I know what you're thinking: how is the case to keep Garrard different from the case to sit Gabbert? Despite my initial hesitance, I've come around to the selection of Gabbert at this point because I do see the value in having a potential Franchise QB. It really can make or break a team. So far, we've heard the case to sit Gabbert and the case to start him from more than one sources, but allow me to take a different approach to the issue. By writing about the case to keep Garrard, I'd like to emphasize what many seem to have forgotten here on BCC recently: David Garrard is the starting quarterback of the Jacksonville Jaguars until further notice.
There's certainly nothing wrong with preparing Gabbert to assume Garrard's role, as Gabbert likely will take over sooner rather than later. However, "sooner" doesn't mean "now." For those with insane memories, perhaps you can recall what Jack Del Rio said about Garrard after the 2007 season. When asked if Del Rio was hoping for Garrard to repeat his 15 TD to 3 INT year, Del Rio said he would prefer to see something more like 25 TDs to 12 INT's because it would mean that the Jaguars had the type of passing offense that could get down the field. Well, in thirteen games (and one quarter in Tennessee) Garrard threw for 23 TDs and 15 INTs. Not exactly what Del Rio wanted, but close.
The Jaguars were 15th in total yards, but as I like to warn people... Stats lie. The Jaguars' special teams were the best in the NFL, shifting the field at least 30 to 40 yards of field position per game more than the average team. It hurt the Jaguars offensive rankings the same way that all of the Chargers' special teams incompetence made them the number 1 defense.
Assuming the scoring was the same, the Jaguars total yardage would have been good enough to move them up a few spots. So essentially, what you have with Garrard in charge of the offense is a team that moves the ball consistently and effectively. The Garrard-led Jaguars averaged less than one three-and-out series per game. The Garrard-led Jaguars set new team records for passing TDs for the QB and receiving TDs for the TE, Marcedes Lewis. The Garrard-led Jaguars were an offense that was consistently let down and put in difficult situations by a defense that bordered on incompetent, but still performed well enough to bring the team to an 8-8 record.
The amount of pressure Garrard faced because of teams not respecting the Jaguars passing game was significant. His play in a few games was greatly hampered by drops (cough cough Tiquan Underwood) as well. The Jaguars overachieved for a team in year two of rebuilding and if people are going to put the failures of the team on Garrard, then I will also put the successes of the 2010 team on Garrard. When you think about it, the two games Garrard was out with a concussion, the Jaguars lost. When Garrard left early against the Titans, the offense went stagnant. Garrard may not be a star, but he his undoubtedly an effective NFL QB.

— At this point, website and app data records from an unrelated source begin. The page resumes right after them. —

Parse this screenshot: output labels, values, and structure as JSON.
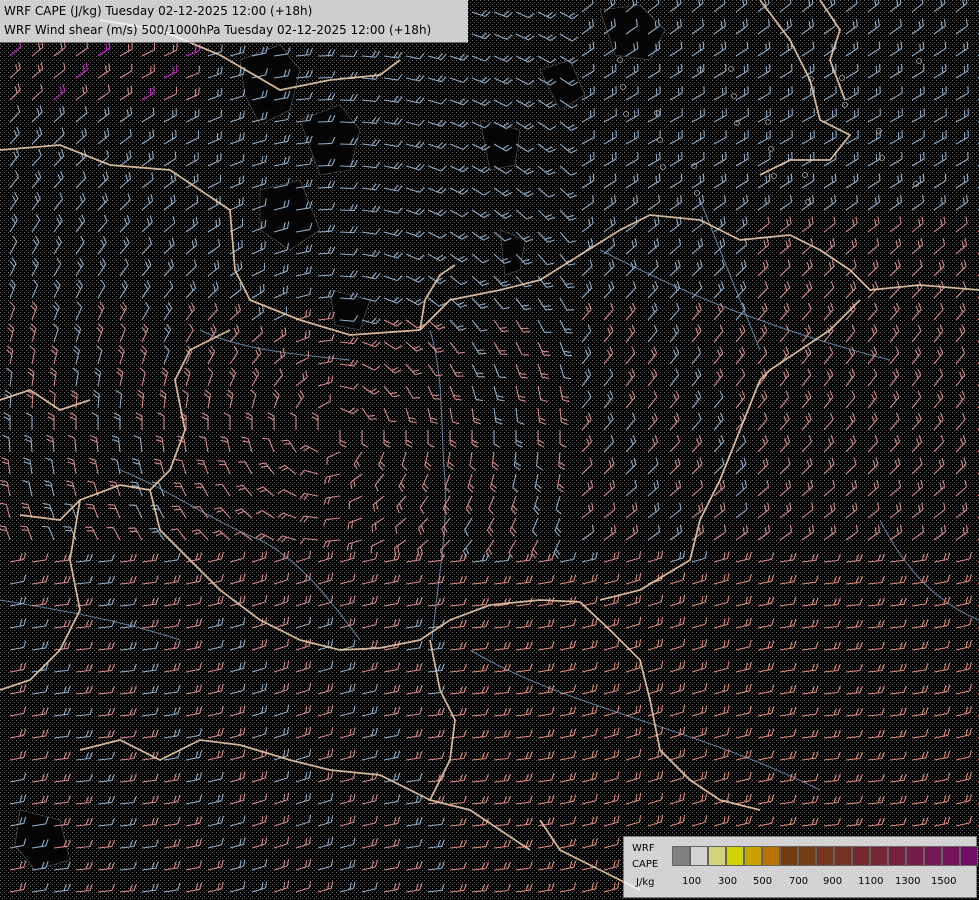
{
  "titles": {
    "line1": "WRF CAPE (J/kg) Tuesday 02-12-2025 12:00 (+18h)",
    "line2": "WRF Wind shear (m/s) 500/1000hPa Tuesday 02-12-2025 12:00 (+18h)"
  },
  "legend": {
    "word1": "WRF",
    "word2": "CAPE",
    "unit": "J/kg",
    "colors": [
      "#9a9a9a",
      "#ffffff",
      "#ffff99",
      "#ffff00",
      "#f3c400",
      "#e08a00",
      "#8b4513",
      "#8b4a18",
      "#8b4020",
      "#8c3a2a",
      "#8c3036",
      "#8c2b40",
      "#8c264b",
      "#8c2157",
      "#8b1b62",
      "#8b156e",
      "#8b0e7c"
    ],
    "ticks": [
      "100",
      "300",
      "500",
      "700",
      "900",
      "1100",
      "1300",
      "1500"
    ]
  },
  "map_colors": {
    "background": "#000000",
    "texture": "#6e6e6e",
    "barb_grey": "#aaaaaa",
    "barb_blue": "#8faeca",
    "barb_pink": "#d98a8a",
    "barb_salmon": "#e48a7a",
    "barb_magenta": "#e020e0",
    "border": "#e9c9a6",
    "river": "#6d8fb5",
    "terrain_dark": "#1a1a1a"
  }
}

Also, here's the most obvious reason I think Garrard will remain the Jaguars QB: Gene Smith doesn't think Gabbert is ready. How do I know? Listen for yourself from 6:15 on. Here's a rough transcript:

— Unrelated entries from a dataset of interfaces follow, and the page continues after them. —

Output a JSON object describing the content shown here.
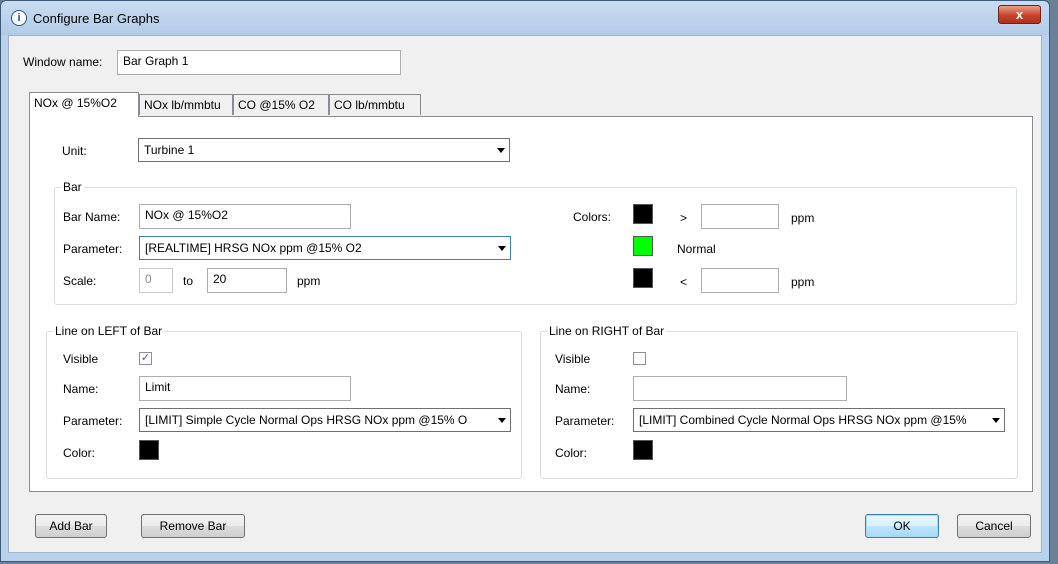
{
  "window": {
    "title": "Configure Bar Graphs",
    "close_label": "x"
  },
  "window_name": {
    "label": "Window name:",
    "value": "Bar Graph 1"
  },
  "tabs": [
    {
      "label": "NOx @ 15%O2",
      "active": true
    },
    {
      "label": "NOx lb/mmbtu",
      "active": false
    },
    {
      "label": "CO @15% O2",
      "active": false
    },
    {
      "label": "CO lb/mmbtu",
      "active": false
    }
  ],
  "unit": {
    "label": "Unit:",
    "value": "Turbine 1"
  },
  "bar": {
    "group_title": "Bar",
    "name_label": "Bar Name:",
    "name_value": "NOx @ 15%O2",
    "parameter_label": "Parameter:",
    "parameter_value": "[REALTIME] HRSG NOx ppm @15% O2",
    "scale_label": "Scale:",
    "scale_min": "0",
    "scale_to_label": "to",
    "scale_max": "20",
    "scale_unit": "ppm",
    "colors_label": "Colors:",
    "above": {
      "symbol": ">",
      "value": "",
      "unit": "ppm",
      "color": "#000000"
    },
    "normal": {
      "label": "Normal",
      "color": "#00ff00"
    },
    "below": {
      "symbol": "<",
      "value": "",
      "unit": "ppm",
      "color": "#000000"
    }
  },
  "left_line": {
    "group_title": "Line on LEFT of Bar",
    "visible_label": "Visible",
    "visible_checked": true,
    "check_mark": "✓",
    "name_label": "Name:",
    "name_value": "Limit",
    "parameter_label": "Parameter:",
    "parameter_value": "[LIMIT] Simple Cycle Normal Ops HRSG NOx ppm @15% O",
    "color_label": "Color:",
    "color": "#000000"
  },
  "right_line": {
    "group_title": "Line on RIGHT of Bar",
    "visible_label": "Visible",
    "visible_checked": false,
    "name_label": "Name:",
    "name_value": "",
    "parameter_label": "Parameter:",
    "parameter_value": "[LIMIT] Combined Cycle Normal Ops HRSG NOx ppm @15%",
    "color_label": "Color:",
    "color": "#000000"
  },
  "buttons": {
    "add_bar": "Add Bar",
    "remove_bar": "Remove Bar",
    "ok": "OK",
    "cancel": "Cancel"
  }
}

Q: Do you think he [Gabbert] is NFL ready? Like, to start quickly?
Gene: Well, again, you know, he's an underclassman coming out of a shotgun, spread offense... I can't put a timeline on when he'll actually play, but we feel he's not only got the physical skills but the mental skills to develop into someone that'll be a good player for us in the future but I can't put a definitive timeline on that."
He'll DEVELOP into someone IN THE FUTURE. That doesn't sound like a coach talking about a week one starter. Also, note that Gene didn't answer the question with a yes. He hemmed and hawed. GM Gene did not see Gabbert as NFL ready. You know who is ready to start in the NFL? Garrard.
That's why the Jaguars should keep David Garrard as the team's starting quarterback.